The Pittsburgh Transformer Company proved to be a valuable addition to the Allis-Chalmers Manufacturing Co. From 1927-1931, Allis-Chalmers never had sales below $2 million out of the Pittsburgh Works.*3 Allis-Chalmers boasted that every transformer that left the Pittsburgh Works was thoroughly tested before being shipped to the thousands of consumers across the Unites States.

In July 1947, Allis-Chalmers broke ground for a $2 million expansion onto the Pittsburgh Works. The plans called for a new building, called the Columbus Plant, to be erected on a vacant lot next to the existing factory. The addition would add 104,000 square feet to the plant which would surge production by 50% and increase employment by a few hundred people. It was the largest addition, at that time, to the Pittsburgh Works since the firm bought it in 1927. The additions were expected to increase the size of the Pittsburgh Works by 40%.*4

Workers coming out of the Pittsburgh Works

The Pittsburg Works remained an important branch of the AC line for nearly 50 years. The peak employment at the plant was nearly 3,200 workers in 1956.*5 The hard economic conditions of the 1970s brought an end to production at the Pittsburg Works. In spring 1975, nearly 1,000 AC employees lost their jobs when the Pittsburg Works closed and moved production and the remaining equipment to other Allis-Chalmers plants.
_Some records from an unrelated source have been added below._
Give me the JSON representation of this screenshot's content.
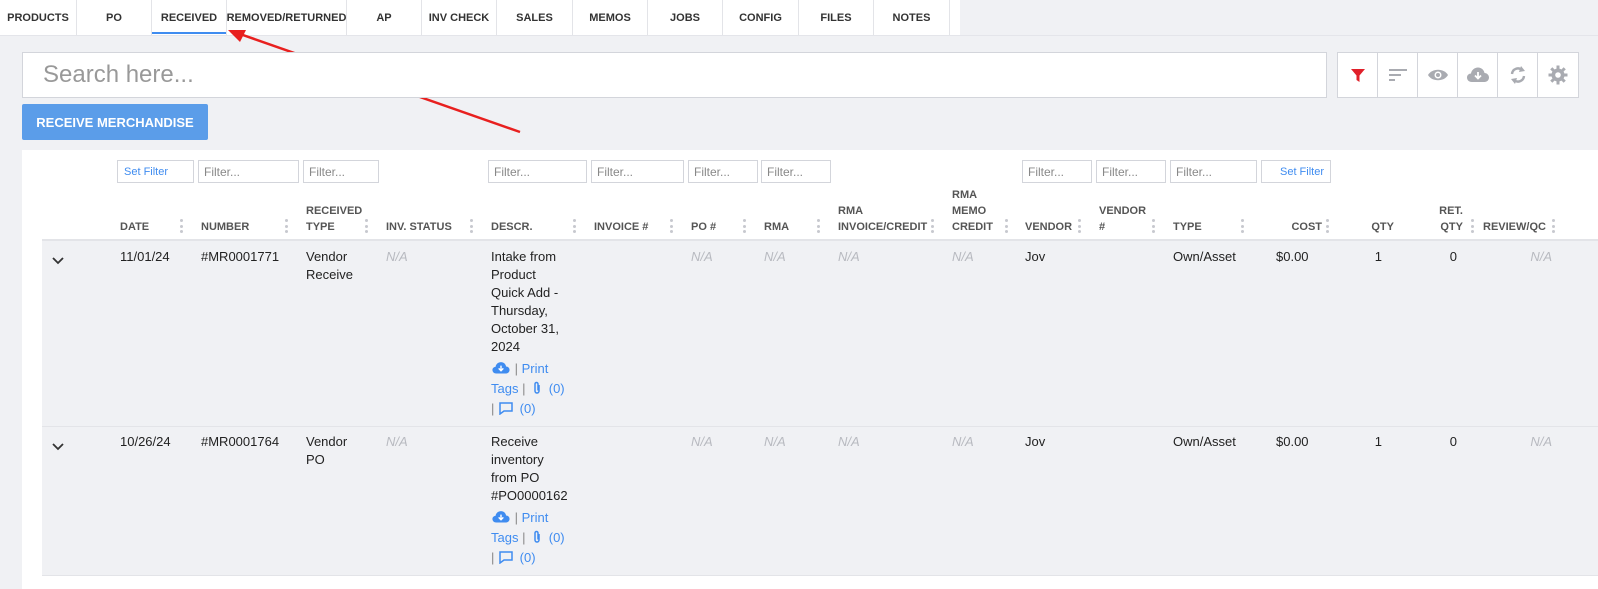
{
  "tabs": [
    {
      "label": "PRODUCTS"
    },
    {
      "label": "PO"
    },
    {
      "label": "RECEIVED",
      "active": true
    },
    {
      "label": "REMOVED/RETURNED"
    },
    {
      "label": "AP"
    },
    {
      "label": "INV CHECK"
    },
    {
      "label": "SALES"
    },
    {
      "label": "MEMOS"
    },
    {
      "label": "JOBS"
    },
    {
      "label": "CONFIG"
    },
    {
      "label": "FILES"
    },
    {
      "label": "NOTES"
    }
  ],
  "search": {
    "placeholder": "Search here..."
  },
  "toolbar": {
    "icons": [
      "filter-icon",
      "sort-icon",
      "eye-icon",
      "cloud-download-icon",
      "refresh-icon",
      "gear-icon"
    ],
    "accent": "#e0202a"
  },
  "receive_button": "RECEIVE MERCHANDISE",
  "filters": {
    "set_filter": "Set Filter",
    "placeholder": "Filter..."
  },
  "columns": {
    "date": "DATE",
    "number": "NUMBER",
    "received_type": [
      "RECEIVED",
      "TYPE"
    ],
    "inv_status": "INV. STATUS",
    "descr": "DESCR.",
    "invoice": "INVOICE #",
    "po": "PO #",
    "rma": "RMA",
    "rma_invoice": [
      "RMA",
      "INVOICE/CREDIT"
    ],
    "rma_memo": [
      "RMA",
      "MEMO",
      "CREDIT"
    ],
    "vendor": "VENDOR",
    "vendor_num": [
      "VENDOR",
      "#"
    ],
    "type": "TYPE",
    "cost": "COST",
    "qty": "QTY",
    "ret_qty": [
      "RET.",
      "QTY"
    ],
    "review": "REVIEW/QC"
  },
  "rows": [
    {
      "date": "11/01/24",
      "number": "#MR0001771",
      "received_type": [
        "Vendor",
        "Receive"
      ],
      "inv_status": "N/A",
      "descr": [
        "Intake from",
        "Product",
        "Quick Add -",
        "Thursday,",
        "October 31,",
        "2024"
      ],
      "po": "N/A",
      "rma": "N/A",
      "rma_invoice": "N/A",
      "rma_memo": "N/A",
      "vendor": "Jov",
      "type": "Own/Asset",
      "cost": "$0.00",
      "qty": "1",
      "ret_qty": "0",
      "review": "N/A",
      "links": {
        "print": "Print",
        "tags": "Tags",
        "attachments": "(0)",
        "comments": "(0)",
        "sep": "|"
      }
    },
    {
      "date": "10/26/24",
      "number": "#MR0001764",
      "received_type": [
        "Vendor",
        "PO"
      ],
      "inv_status": "N/A",
      "descr": [
        "Receive",
        "inventory",
        "from PO",
        "#PO0000162"
      ],
      "po": "N/A",
      "rma": "N/A",
      "rma_invoice": "N/A",
      "rma_memo": "N/A",
      "vendor": "Jov",
      "type": "Own/Asset",
      "cost": "$0.00",
      "qty": "1",
      "ret_qty": "0",
      "review": "N/A",
      "links": {
        "print": "Print",
        "tags": "Tags",
        "attachments": "(0)",
        "comments": "(0)",
        "sep": "|"
      }
    }
  ]
}
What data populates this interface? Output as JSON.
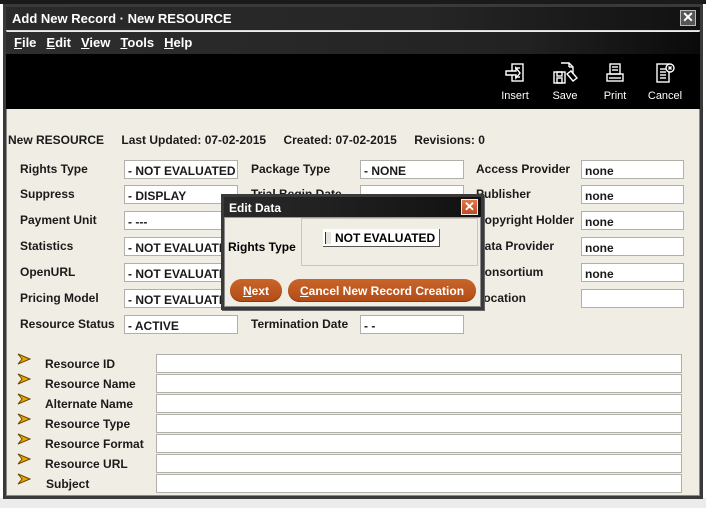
{
  "window": {
    "title": "Add New Record · New RESOURCE",
    "close_label": "✕"
  },
  "menu": [
    {
      "label": "File",
      "accel": "F",
      "rest": "ile"
    },
    {
      "label": "Edit",
      "accel": "E",
      "rest": "dit"
    },
    {
      "label": "View",
      "accel": "V",
      "rest": "iew"
    },
    {
      "label": "Tools",
      "accel": "T",
      "rest": "ools"
    },
    {
      "label": "Help",
      "accel": "H",
      "rest": "elp"
    }
  ],
  "toolbar": {
    "insert": {
      "label": "Insert",
      "icon": "insert-icon"
    },
    "save": {
      "label": "Save",
      "icon": "save-icon"
    },
    "print": {
      "label": "Print",
      "icon": "print-icon"
    },
    "cancel": {
      "label": "Cancel",
      "icon": "cancel-icon"
    }
  },
  "record_info": {
    "record_type": "New RESOURCE",
    "last_updated": "Last Updated: 07-02-2015",
    "created": "Created: 07-02-2015",
    "revisions": "Revisions: 0"
  },
  "left_fields": [
    {
      "label": "Rights Type",
      "value": "-  NOT EVALUATED"
    },
    {
      "label": "Suppress",
      "value": "-  DISPLAY"
    },
    {
      "label": "Payment Unit",
      "value": "-  ---"
    },
    {
      "label": "Statistics",
      "value": "-  NOT EVALUATED"
    },
    {
      "label": "OpenURL",
      "value": "-  NOT EVALUATED"
    },
    {
      "label": "Pricing Model",
      "value": "-  NOT EVALUATED"
    },
    {
      "label": "Resource Status",
      "value": "-  ACTIVE"
    }
  ],
  "middle_fields": [
    {
      "label": "Package Type",
      "value": "-  NONE"
    },
    {
      "label": "Trial Begin Date",
      "value": ""
    },
    {
      "label": "Termination Date",
      "value": "-  -"
    }
  ],
  "right_fields": [
    {
      "label": "Access Provider",
      "value": "none"
    },
    {
      "label": "Publisher",
      "value": "none"
    },
    {
      "label": "Copyright Holder",
      "value": "none"
    },
    {
      "label": "Data Provider",
      "value": "none"
    },
    {
      "label": "Consortium",
      "value": "none"
    },
    {
      "label": "Location",
      "value": ""
    }
  ],
  "text_fields": [
    {
      "label": "Resource ID",
      "value": ""
    },
    {
      "label": "Resource Name",
      "value": ""
    },
    {
      "label": "Alternate Name",
      "value": ""
    },
    {
      "label": "Resource Type",
      "value": ""
    },
    {
      "label": "Resource Format",
      "value": ""
    },
    {
      "label": "Resource URL",
      "value": ""
    },
    {
      "label": "Subject",
      "value": ""
    }
  ],
  "dialog": {
    "title": "Edit Data",
    "close_label": "✕",
    "field_label": "Rights Type",
    "field_value": "NOT EVALUATED",
    "next_accel": "N",
    "next_rest": "ext",
    "cancel_accel": "C",
    "cancel_rest": "ancel New Record Creation"
  },
  "colors": {
    "accent_orange": "#b9561c",
    "panel_bg": "#f0ede4",
    "titlebar_bg": "#262626",
    "arrow_icon": "#e8a400"
  }
}
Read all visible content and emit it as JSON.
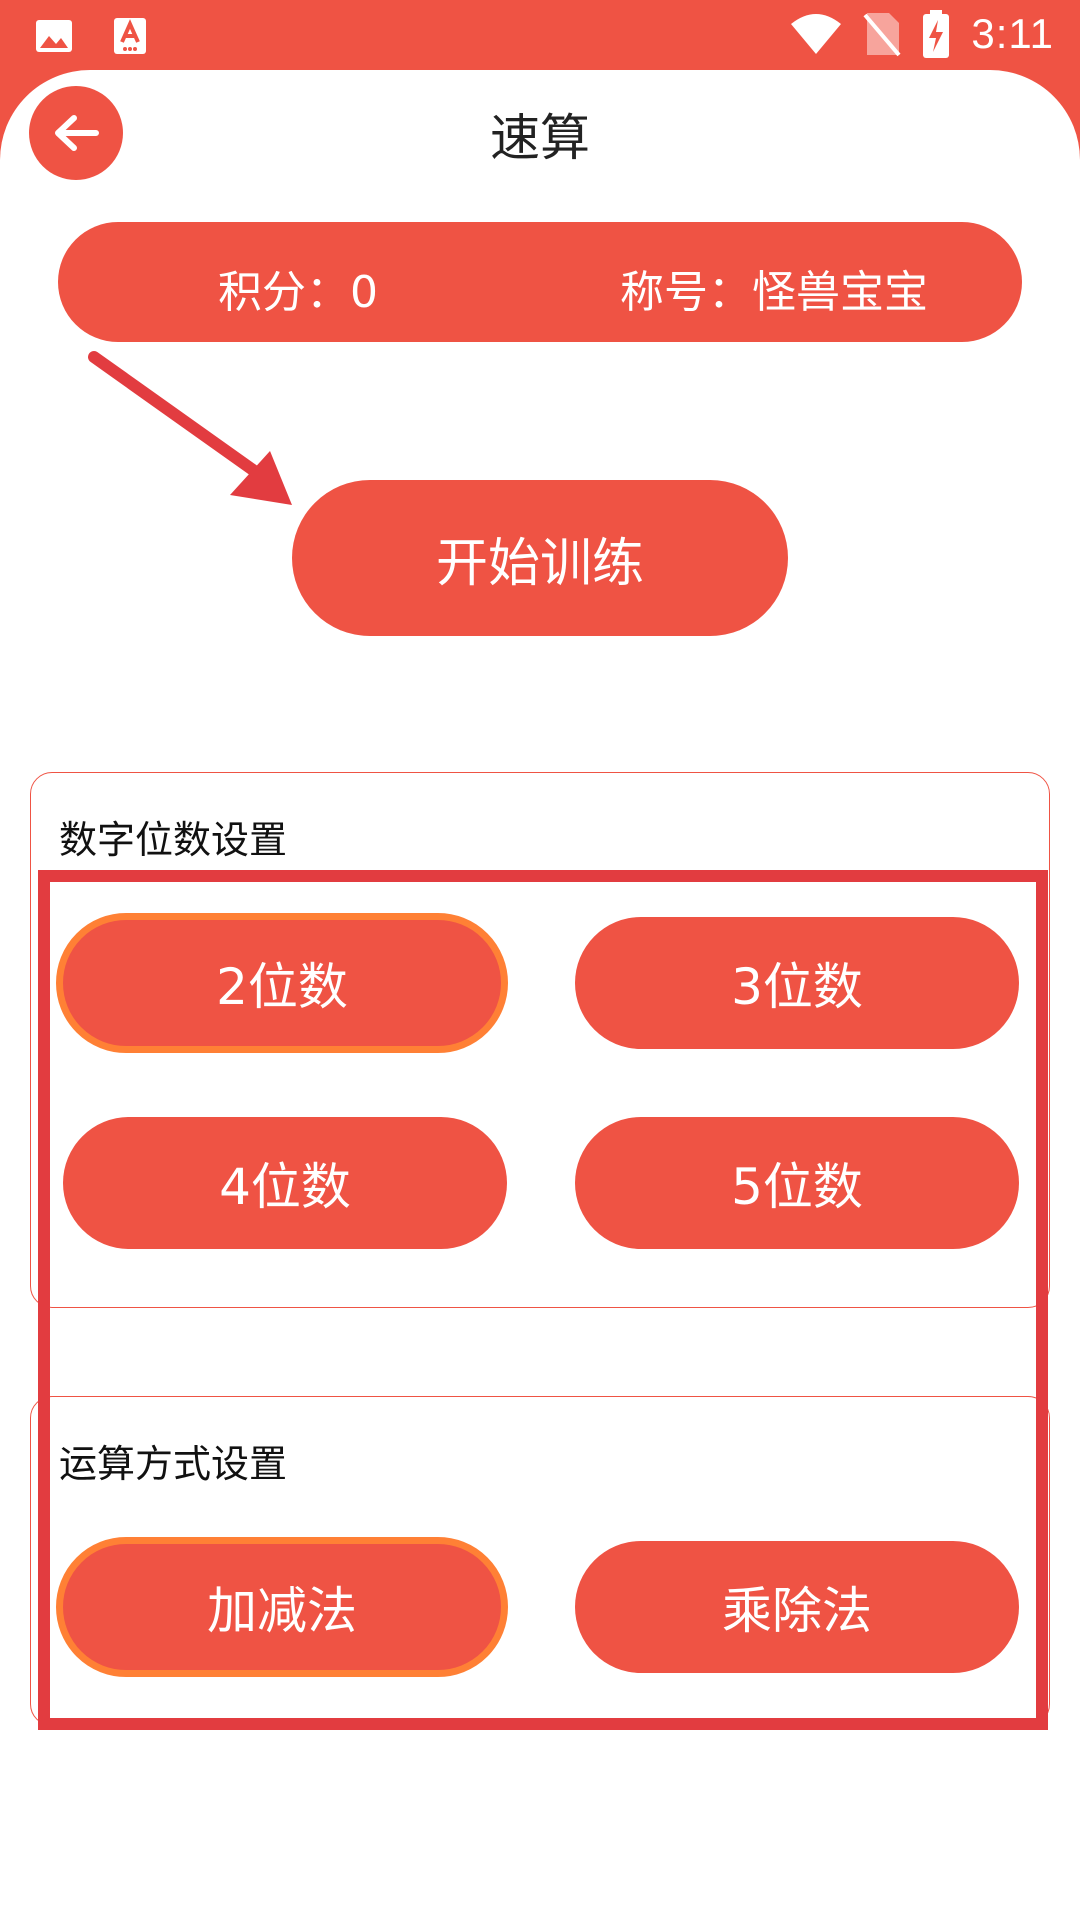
{
  "status_bar": {
    "time": "3:11",
    "icons": [
      "image-icon",
      "a-note-icon",
      "wifi-icon",
      "no-sim-icon",
      "battery-charging-icon"
    ]
  },
  "header": {
    "title": "速算",
    "back_icon": "arrow-left-icon"
  },
  "score_bar": {
    "score": "积分：0",
    "rank": "称号：怪兽宝宝"
  },
  "start_button": {
    "label": "开始训练"
  },
  "digits_settings": {
    "label": "数字位数设置",
    "options": [
      {
        "label": "2位数",
        "selected": true
      },
      {
        "label": "3位数",
        "selected": false
      },
      {
        "label": "4位数",
        "selected": false
      },
      {
        "label": "5位数",
        "selected": false
      }
    ]
  },
  "operation_settings": {
    "label": "运算方式设置",
    "options": [
      {
        "label": "加减法",
        "selected": true
      },
      {
        "label": "乘除法",
        "selected": false
      }
    ]
  },
  "colors": {
    "primary": "#EF5344",
    "selected_border": "#FF8035",
    "annotation": "#E23C40"
  }
}
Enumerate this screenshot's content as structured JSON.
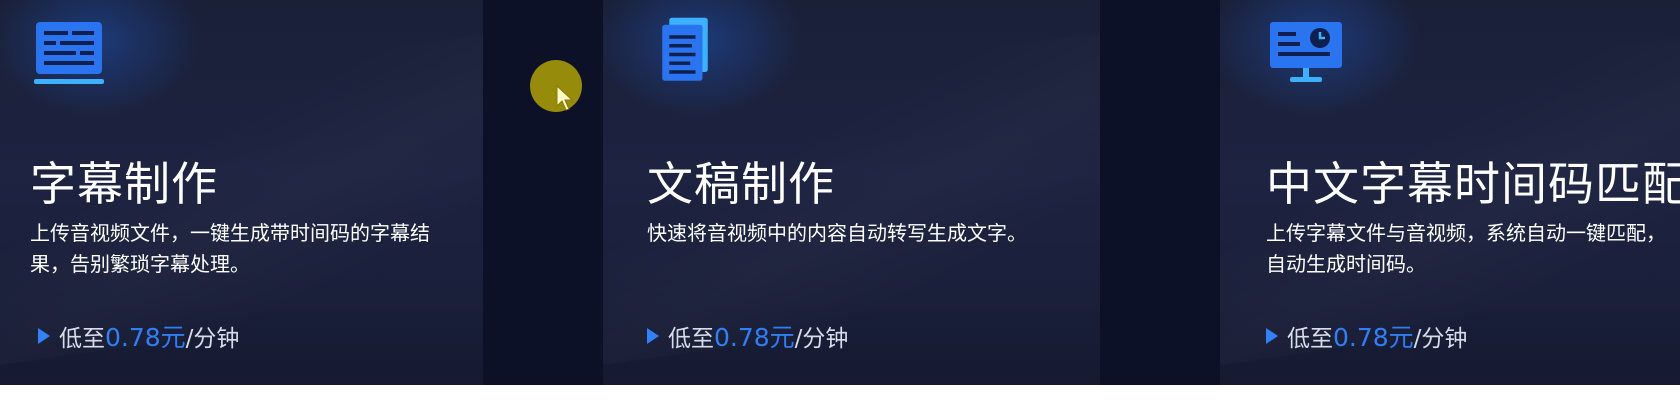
{
  "cards": [
    {
      "title": "字幕制作",
      "description": "上传音视频文件，一键生成带时间码的字幕结果，告别繁琐字幕处理。",
      "price_prefix": "低至",
      "price_value": "0.78元",
      "price_suffix": "/分钟",
      "icon": "subtitle-icon"
    },
    {
      "title": "文稿制作",
      "description": "快速将音视频中的内容自动转写生成文字。",
      "price_prefix": "低至",
      "price_value": "0.78元",
      "price_suffix": "/分钟",
      "icon": "document-icon"
    },
    {
      "title": "中文字幕时间码匹配",
      "description": "上传字幕文件与音视频，系统自动一键匹配，自动生成时间码。",
      "price_prefix": "低至",
      "price_value": "0.78元",
      "price_suffix": "/分钟",
      "icon": "monitor-clock-icon"
    }
  ],
  "colors": {
    "accent": "#2f7df6",
    "background": "#0c1128",
    "card": "#1d2340",
    "cursor_highlight": "#c4b400"
  }
}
Company officials said the sellout and closure was due to poor sales in the transformer line and the shift of demand in different parts of the country.

*1 An Industrial Heritage. Walter F. Peterson, pg 217.

*2 Peterson, pg 217.

*3 Peterson, pg 217.

*4 We of Allis-Chalmers. September 1947. Vol 7-No.9, Pgs 2-3.

*5 The Pittsburgh Press – Feb 21, 1975. Pg 2.